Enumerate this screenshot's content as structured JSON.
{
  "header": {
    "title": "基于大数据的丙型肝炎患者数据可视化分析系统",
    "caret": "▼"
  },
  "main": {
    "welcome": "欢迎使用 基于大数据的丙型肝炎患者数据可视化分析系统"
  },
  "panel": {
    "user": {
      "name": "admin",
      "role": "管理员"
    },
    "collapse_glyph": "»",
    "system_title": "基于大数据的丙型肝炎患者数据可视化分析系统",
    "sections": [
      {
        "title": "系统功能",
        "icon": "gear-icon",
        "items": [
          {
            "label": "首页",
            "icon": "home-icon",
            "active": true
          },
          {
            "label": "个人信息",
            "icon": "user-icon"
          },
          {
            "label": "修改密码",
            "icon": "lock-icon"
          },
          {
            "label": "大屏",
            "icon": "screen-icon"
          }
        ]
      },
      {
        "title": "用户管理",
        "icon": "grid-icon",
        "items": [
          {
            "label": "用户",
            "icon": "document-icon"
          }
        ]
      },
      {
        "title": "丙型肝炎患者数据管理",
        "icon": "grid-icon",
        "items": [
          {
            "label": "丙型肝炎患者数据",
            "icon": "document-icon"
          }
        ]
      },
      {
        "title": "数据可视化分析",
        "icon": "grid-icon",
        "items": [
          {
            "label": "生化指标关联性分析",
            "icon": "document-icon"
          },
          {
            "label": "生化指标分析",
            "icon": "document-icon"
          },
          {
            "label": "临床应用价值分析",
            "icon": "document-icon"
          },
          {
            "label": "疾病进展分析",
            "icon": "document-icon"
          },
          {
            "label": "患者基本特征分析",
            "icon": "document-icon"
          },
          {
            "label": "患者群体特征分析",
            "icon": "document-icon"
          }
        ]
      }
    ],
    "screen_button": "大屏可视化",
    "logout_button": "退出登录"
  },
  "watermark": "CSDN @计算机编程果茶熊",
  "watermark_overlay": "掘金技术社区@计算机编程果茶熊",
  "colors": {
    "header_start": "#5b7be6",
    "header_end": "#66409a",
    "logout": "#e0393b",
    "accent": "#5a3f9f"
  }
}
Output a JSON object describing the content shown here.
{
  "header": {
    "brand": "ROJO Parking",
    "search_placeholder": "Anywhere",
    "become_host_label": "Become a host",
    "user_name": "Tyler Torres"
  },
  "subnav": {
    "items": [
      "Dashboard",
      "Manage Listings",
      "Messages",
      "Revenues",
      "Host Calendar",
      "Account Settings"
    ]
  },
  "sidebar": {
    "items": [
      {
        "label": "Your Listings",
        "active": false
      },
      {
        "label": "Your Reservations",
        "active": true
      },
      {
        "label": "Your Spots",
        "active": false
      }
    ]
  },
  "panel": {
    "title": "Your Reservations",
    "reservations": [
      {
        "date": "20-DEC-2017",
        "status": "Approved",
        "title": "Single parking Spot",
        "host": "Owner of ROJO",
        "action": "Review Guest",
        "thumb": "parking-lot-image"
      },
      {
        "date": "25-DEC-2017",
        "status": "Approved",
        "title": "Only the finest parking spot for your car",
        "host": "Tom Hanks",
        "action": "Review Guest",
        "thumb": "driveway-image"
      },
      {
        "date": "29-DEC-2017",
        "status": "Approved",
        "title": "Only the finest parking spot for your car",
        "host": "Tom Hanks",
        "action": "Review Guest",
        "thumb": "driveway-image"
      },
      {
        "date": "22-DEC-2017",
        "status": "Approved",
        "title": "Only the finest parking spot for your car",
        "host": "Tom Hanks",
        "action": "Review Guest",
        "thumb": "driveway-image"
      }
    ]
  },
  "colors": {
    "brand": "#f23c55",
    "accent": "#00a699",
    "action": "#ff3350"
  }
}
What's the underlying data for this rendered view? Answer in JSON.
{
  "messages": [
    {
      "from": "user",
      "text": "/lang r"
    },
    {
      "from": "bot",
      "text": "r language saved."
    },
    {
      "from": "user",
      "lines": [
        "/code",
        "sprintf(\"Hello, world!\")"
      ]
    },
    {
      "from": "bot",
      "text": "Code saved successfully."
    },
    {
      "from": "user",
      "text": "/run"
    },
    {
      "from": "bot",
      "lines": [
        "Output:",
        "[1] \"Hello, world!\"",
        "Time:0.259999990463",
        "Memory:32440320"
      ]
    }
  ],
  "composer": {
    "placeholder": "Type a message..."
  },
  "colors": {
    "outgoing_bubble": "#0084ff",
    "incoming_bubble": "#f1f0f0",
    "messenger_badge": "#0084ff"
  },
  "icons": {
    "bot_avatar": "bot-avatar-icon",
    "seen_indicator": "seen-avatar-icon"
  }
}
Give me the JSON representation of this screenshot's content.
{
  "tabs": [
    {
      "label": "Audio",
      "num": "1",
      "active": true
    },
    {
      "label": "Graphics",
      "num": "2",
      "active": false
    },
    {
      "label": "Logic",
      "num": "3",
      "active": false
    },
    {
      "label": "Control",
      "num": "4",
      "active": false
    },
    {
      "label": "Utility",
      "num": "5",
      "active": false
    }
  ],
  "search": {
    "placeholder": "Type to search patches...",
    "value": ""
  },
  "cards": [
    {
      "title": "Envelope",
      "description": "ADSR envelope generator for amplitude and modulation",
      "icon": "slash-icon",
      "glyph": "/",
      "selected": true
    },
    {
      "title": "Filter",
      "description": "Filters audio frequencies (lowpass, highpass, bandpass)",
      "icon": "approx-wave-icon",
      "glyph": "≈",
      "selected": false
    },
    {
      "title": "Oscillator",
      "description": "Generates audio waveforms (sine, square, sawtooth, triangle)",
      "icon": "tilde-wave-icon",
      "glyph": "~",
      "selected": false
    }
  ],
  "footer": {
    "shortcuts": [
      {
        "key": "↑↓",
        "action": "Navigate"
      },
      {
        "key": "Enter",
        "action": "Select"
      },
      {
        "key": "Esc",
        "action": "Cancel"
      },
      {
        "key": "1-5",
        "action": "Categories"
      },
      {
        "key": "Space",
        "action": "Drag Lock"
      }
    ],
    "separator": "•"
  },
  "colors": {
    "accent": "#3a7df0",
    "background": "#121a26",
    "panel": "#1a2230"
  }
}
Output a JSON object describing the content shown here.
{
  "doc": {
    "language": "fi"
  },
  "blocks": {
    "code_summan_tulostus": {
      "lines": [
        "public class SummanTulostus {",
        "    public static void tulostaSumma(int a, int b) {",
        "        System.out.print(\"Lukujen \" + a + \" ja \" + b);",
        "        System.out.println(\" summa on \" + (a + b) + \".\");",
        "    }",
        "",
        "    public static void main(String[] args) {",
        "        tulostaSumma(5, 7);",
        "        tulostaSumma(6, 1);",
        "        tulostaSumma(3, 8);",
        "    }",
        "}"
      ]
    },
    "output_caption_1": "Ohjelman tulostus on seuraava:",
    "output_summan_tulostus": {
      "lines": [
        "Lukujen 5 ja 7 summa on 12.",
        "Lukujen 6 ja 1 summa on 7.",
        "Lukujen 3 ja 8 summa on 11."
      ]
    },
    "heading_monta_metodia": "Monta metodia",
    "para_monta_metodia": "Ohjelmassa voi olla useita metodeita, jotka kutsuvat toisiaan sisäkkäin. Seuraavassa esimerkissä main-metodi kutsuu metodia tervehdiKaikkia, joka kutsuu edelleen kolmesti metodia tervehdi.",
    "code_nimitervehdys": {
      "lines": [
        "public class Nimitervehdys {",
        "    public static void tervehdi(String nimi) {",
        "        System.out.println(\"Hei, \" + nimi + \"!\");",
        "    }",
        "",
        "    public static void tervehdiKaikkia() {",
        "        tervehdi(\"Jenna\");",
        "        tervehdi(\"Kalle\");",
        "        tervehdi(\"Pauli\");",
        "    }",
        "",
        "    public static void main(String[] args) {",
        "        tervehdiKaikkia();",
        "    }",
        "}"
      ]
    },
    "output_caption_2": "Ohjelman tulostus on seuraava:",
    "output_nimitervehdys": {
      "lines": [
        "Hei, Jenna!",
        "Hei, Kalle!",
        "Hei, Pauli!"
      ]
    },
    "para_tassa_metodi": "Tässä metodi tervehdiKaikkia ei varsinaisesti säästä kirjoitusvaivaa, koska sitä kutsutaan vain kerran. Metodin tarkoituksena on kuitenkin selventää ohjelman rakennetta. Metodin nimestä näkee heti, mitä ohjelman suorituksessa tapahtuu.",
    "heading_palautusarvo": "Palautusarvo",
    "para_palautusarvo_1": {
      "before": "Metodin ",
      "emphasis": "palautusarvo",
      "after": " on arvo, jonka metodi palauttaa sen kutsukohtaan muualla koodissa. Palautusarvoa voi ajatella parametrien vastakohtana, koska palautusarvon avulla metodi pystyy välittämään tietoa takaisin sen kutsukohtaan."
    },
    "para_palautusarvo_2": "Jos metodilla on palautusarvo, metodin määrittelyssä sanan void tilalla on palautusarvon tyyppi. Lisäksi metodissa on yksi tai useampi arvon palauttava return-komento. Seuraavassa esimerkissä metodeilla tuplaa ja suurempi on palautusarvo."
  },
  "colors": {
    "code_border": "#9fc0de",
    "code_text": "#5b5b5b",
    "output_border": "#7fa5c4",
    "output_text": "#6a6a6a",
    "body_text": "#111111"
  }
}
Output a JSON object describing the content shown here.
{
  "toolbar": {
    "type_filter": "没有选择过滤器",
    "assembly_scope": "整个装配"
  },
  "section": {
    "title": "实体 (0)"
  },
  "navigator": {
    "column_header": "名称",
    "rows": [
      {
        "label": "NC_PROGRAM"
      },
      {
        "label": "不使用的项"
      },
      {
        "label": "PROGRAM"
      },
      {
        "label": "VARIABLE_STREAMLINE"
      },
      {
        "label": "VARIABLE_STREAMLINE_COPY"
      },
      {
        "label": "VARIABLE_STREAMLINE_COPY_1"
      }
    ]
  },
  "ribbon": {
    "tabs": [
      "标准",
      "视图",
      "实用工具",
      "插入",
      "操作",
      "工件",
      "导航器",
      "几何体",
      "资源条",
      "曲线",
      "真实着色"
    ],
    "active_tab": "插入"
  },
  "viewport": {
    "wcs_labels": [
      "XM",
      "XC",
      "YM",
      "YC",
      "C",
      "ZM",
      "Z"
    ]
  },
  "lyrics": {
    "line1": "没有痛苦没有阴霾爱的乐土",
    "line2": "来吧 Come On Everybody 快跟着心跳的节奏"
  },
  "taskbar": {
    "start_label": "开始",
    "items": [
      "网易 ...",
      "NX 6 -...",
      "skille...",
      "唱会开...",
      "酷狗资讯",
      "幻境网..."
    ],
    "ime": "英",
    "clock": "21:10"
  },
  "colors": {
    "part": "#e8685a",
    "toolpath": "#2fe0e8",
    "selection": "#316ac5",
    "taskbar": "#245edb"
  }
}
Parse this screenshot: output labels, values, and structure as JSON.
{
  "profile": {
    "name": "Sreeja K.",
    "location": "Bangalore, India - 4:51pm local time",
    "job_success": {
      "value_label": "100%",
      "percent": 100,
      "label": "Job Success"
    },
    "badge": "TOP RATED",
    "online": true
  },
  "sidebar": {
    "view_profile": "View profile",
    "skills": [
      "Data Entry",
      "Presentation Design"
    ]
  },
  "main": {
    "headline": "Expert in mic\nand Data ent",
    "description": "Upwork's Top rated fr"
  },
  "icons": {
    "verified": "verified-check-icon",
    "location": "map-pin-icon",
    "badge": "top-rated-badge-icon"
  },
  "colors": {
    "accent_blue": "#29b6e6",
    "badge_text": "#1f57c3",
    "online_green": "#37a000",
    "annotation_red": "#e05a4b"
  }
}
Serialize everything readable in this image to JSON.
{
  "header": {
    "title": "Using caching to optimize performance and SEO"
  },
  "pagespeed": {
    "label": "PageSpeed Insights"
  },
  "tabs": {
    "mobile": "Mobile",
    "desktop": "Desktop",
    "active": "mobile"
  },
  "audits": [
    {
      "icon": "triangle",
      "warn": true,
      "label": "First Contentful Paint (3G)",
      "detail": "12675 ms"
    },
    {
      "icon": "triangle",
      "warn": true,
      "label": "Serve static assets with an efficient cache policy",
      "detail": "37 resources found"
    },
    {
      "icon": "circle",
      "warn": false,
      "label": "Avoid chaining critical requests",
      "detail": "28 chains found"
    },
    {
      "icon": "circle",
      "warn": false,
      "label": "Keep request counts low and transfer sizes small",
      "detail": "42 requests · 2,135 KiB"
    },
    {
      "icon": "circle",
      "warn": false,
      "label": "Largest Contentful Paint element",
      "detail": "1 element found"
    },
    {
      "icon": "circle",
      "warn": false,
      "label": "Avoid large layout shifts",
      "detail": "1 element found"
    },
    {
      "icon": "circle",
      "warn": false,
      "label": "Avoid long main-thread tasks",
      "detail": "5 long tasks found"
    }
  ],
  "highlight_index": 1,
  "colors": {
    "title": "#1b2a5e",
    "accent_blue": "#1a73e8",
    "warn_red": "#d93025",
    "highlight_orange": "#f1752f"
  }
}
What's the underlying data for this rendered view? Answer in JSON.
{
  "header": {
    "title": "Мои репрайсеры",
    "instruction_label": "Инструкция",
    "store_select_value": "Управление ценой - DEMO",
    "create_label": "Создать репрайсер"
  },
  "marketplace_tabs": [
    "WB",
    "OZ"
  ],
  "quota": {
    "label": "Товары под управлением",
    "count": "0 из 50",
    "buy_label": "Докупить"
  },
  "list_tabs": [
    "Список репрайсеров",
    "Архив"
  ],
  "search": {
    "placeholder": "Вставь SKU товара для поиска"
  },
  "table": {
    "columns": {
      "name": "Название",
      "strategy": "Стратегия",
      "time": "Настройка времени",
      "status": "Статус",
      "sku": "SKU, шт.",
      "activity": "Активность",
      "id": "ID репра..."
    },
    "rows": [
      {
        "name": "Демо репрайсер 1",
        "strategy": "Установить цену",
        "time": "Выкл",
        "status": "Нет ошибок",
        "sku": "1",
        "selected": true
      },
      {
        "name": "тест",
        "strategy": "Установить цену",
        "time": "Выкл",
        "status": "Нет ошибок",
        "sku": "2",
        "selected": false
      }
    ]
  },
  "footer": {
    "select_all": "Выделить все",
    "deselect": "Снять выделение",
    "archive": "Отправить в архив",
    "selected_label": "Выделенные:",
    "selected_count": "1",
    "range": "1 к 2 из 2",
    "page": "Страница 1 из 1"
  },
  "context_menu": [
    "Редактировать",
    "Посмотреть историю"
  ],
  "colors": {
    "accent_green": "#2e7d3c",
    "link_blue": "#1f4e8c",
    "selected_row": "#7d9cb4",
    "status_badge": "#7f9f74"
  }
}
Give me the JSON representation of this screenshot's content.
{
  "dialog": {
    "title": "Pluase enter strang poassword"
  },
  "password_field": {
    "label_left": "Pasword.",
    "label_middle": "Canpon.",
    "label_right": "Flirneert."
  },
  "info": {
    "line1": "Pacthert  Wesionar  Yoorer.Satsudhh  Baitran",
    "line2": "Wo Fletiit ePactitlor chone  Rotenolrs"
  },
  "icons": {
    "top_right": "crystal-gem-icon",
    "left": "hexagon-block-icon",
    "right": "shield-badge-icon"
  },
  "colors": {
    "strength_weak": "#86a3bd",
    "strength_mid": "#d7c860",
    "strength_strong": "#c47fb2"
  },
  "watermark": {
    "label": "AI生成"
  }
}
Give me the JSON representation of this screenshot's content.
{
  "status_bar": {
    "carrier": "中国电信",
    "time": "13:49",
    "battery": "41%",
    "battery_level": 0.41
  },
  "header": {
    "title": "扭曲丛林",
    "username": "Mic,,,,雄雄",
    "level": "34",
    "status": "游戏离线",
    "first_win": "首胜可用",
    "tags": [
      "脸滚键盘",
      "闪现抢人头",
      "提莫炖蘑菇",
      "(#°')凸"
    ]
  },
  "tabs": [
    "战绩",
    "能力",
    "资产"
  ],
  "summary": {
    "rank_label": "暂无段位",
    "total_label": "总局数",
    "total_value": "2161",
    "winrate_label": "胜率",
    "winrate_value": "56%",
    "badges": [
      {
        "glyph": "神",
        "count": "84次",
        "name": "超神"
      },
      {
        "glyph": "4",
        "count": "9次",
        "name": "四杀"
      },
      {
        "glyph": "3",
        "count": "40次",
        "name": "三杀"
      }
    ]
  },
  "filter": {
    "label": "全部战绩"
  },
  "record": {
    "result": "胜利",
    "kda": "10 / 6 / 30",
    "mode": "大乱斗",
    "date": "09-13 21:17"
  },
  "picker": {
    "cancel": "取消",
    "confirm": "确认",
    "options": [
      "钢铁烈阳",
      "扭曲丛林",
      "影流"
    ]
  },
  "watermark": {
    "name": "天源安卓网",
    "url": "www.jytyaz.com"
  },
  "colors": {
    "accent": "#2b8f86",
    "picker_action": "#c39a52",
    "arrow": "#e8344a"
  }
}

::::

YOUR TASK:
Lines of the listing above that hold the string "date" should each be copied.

OUTPUT FOR THIS EXERCISE:
        "date": "20-DEC-2017",
        "date": "25-DEC-2017",
        "date": "29-DEC-2017",
        "date": "22-DEC-2017",
    "date": "09-13 21:17"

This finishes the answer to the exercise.